"I'm just not going to risk it," said Premier Doug Ford in regards to opening schools before the summer. "Why chance it for a few weeks? It's just not worth it."

In his daily press conference Ford said that e-learning will continue and that every student will get a report card.

Ford also announced that overnight camps will be closed for the summer. However, there is a possibility that summer day camps will be allowed to run in July and August.

Education Minister Stephen Lecce said the decision to allow day camps will come down to local health officers.

Lecce said a plan for how to open schools in the coming months will come by the end of the school year.

Schools across the province have been closed since March 13, and for the past several weeks London’s two biggest school boards have joined the rest of the province in providing education online.

The Thames Valley District School Board says that they will be sending out a message today to staff, students, and families.

By the end of April more than 12,000 devices had been issued to students and families across the TVDSB.

Provinces have taken different approaches to schooling since the outbreak of the pandemic.

Alberta announced the indefinite closure of its school system until September.

In Nova Scotia schools were closed for the rest of the year and the school year is slated to end early on June 5.

In British Columbia elementary schools are reopening in June on a voluntary basis.
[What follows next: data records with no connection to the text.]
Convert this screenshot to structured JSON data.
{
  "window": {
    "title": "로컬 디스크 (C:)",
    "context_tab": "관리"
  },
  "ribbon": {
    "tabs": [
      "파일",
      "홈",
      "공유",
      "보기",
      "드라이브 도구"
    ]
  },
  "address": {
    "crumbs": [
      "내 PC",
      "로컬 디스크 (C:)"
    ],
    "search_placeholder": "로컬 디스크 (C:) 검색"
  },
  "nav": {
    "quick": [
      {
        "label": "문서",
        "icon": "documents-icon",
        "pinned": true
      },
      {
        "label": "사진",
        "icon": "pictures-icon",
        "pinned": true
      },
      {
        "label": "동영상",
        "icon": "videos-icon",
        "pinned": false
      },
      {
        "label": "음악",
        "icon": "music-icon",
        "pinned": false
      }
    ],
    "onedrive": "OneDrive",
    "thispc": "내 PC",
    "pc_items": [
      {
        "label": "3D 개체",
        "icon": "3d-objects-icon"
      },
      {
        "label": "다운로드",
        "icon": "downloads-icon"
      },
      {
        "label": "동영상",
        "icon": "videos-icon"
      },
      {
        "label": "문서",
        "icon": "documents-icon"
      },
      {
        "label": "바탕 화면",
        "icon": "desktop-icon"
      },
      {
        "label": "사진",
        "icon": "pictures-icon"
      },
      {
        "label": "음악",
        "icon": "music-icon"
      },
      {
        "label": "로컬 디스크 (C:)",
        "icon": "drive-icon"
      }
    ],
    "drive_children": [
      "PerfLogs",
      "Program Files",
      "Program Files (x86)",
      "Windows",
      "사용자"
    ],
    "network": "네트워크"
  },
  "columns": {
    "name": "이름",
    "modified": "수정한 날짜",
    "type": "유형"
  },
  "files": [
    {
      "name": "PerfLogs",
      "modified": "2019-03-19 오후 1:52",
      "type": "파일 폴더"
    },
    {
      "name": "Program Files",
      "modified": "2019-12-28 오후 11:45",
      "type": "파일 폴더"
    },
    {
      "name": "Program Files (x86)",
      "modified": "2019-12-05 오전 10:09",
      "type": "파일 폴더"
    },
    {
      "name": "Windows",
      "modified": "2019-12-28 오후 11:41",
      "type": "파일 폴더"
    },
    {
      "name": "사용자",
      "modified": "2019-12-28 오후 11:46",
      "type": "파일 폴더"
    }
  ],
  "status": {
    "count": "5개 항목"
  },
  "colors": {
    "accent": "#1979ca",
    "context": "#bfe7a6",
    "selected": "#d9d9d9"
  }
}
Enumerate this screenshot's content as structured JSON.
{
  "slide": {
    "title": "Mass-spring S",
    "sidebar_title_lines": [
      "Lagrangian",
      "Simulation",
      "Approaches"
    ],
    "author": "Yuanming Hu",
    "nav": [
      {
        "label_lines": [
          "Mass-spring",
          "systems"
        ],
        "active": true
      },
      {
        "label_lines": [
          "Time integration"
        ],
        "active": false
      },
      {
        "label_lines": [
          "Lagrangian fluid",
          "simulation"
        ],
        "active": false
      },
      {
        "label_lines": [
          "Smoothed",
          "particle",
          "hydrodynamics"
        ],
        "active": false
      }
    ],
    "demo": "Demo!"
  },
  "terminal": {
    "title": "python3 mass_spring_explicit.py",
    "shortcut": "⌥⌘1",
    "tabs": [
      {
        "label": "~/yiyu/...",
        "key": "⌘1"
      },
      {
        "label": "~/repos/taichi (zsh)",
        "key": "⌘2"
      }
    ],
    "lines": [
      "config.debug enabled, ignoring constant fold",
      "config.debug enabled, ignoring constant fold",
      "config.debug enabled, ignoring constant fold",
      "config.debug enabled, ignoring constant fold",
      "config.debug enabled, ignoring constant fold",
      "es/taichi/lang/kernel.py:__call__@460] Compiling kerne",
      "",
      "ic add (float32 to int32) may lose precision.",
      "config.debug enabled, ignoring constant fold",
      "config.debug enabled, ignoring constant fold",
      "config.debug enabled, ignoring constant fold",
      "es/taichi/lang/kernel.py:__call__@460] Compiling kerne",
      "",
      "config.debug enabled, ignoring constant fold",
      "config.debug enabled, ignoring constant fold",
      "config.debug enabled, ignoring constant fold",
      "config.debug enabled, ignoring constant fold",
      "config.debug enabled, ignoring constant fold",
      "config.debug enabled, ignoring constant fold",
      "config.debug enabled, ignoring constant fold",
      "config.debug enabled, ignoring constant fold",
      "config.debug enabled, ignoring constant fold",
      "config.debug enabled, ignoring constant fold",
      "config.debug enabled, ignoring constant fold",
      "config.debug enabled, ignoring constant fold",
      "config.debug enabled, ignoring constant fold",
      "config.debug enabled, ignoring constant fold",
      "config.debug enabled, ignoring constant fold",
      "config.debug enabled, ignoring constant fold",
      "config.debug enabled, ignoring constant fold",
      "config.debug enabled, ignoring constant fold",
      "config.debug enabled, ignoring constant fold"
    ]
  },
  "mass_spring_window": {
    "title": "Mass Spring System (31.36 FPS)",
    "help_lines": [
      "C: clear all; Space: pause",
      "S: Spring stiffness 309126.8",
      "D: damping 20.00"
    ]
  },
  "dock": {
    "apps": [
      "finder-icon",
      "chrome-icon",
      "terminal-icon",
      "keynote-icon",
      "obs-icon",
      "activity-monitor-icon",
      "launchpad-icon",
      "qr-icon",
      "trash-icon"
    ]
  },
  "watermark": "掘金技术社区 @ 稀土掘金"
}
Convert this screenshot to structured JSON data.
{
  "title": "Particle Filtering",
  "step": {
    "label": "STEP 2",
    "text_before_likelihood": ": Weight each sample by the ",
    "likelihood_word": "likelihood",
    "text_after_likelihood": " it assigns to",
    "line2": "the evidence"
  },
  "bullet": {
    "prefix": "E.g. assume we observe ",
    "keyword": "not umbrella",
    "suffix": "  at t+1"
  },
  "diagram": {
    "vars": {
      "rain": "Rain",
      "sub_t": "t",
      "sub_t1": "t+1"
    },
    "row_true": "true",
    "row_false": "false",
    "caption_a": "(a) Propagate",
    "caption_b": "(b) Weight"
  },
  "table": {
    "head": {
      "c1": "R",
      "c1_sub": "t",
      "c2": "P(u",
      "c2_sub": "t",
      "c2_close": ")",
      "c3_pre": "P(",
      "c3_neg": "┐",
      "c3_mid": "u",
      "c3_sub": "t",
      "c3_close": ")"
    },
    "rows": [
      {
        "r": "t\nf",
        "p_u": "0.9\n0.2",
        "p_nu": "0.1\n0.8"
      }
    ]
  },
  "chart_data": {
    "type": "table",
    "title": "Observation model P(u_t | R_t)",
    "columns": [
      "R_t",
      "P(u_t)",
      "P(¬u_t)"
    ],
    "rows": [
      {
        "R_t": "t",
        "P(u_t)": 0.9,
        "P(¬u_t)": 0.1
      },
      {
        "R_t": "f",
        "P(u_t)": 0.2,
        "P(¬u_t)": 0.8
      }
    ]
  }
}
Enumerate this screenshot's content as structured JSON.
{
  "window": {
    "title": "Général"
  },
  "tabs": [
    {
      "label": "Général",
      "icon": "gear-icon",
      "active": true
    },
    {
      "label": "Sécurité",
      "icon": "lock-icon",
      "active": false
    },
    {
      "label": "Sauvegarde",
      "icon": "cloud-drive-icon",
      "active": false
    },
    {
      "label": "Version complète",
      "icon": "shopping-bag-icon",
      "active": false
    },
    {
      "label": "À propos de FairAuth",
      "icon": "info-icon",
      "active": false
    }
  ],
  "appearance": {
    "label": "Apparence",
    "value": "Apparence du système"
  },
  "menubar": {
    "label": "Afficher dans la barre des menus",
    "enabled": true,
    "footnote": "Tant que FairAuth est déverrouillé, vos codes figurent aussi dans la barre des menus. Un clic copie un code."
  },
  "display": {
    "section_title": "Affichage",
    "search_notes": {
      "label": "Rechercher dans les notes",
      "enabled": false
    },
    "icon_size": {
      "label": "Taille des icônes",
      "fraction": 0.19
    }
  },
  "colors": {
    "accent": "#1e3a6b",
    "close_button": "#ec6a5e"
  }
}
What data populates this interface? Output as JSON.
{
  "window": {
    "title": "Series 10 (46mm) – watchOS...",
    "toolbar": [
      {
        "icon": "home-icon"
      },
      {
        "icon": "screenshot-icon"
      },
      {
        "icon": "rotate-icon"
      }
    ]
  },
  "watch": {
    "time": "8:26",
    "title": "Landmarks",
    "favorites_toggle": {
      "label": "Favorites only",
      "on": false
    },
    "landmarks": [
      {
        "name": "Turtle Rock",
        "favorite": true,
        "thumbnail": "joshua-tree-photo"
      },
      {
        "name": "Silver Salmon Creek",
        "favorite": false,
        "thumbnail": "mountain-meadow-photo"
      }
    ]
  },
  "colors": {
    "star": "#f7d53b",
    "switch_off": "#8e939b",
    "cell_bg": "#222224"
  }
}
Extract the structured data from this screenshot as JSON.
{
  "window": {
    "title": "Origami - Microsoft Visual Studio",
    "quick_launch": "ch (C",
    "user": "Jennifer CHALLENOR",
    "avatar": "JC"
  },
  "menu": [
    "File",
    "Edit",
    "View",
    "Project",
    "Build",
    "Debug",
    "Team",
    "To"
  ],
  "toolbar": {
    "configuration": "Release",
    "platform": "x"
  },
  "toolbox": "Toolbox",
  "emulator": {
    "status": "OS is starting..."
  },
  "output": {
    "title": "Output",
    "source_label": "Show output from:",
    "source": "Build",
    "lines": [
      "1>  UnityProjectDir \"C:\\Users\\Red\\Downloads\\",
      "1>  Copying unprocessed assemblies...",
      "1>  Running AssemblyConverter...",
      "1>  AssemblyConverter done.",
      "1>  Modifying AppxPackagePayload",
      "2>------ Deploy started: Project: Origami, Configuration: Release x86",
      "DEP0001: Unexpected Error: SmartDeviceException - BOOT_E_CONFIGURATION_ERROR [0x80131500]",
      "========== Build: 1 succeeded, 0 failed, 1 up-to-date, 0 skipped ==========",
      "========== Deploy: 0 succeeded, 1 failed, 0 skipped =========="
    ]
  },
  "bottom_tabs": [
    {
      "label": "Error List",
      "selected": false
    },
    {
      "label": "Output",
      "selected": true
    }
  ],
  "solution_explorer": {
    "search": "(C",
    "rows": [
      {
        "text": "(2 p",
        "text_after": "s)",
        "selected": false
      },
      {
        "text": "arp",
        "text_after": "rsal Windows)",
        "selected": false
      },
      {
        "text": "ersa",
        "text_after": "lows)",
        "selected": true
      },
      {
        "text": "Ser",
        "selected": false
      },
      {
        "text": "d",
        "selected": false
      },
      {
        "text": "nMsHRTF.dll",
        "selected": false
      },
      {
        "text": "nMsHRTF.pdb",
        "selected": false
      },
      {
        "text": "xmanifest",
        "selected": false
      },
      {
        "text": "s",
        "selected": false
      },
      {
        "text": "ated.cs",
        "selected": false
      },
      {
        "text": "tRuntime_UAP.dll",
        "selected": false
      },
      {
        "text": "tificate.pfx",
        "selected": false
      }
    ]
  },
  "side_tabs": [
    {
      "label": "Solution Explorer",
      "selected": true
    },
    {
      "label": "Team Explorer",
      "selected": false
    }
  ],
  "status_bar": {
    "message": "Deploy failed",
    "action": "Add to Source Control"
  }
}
Students from Kindergarten to Grade 5 are welcomed back on a 50 per cent basis, while Grade 6 and 7s return for one day a week.

Quebec has already opened its schools with a maximum of 15 students per classroom for daycares and elementary schools in some areas. Attendance is also not mandatory.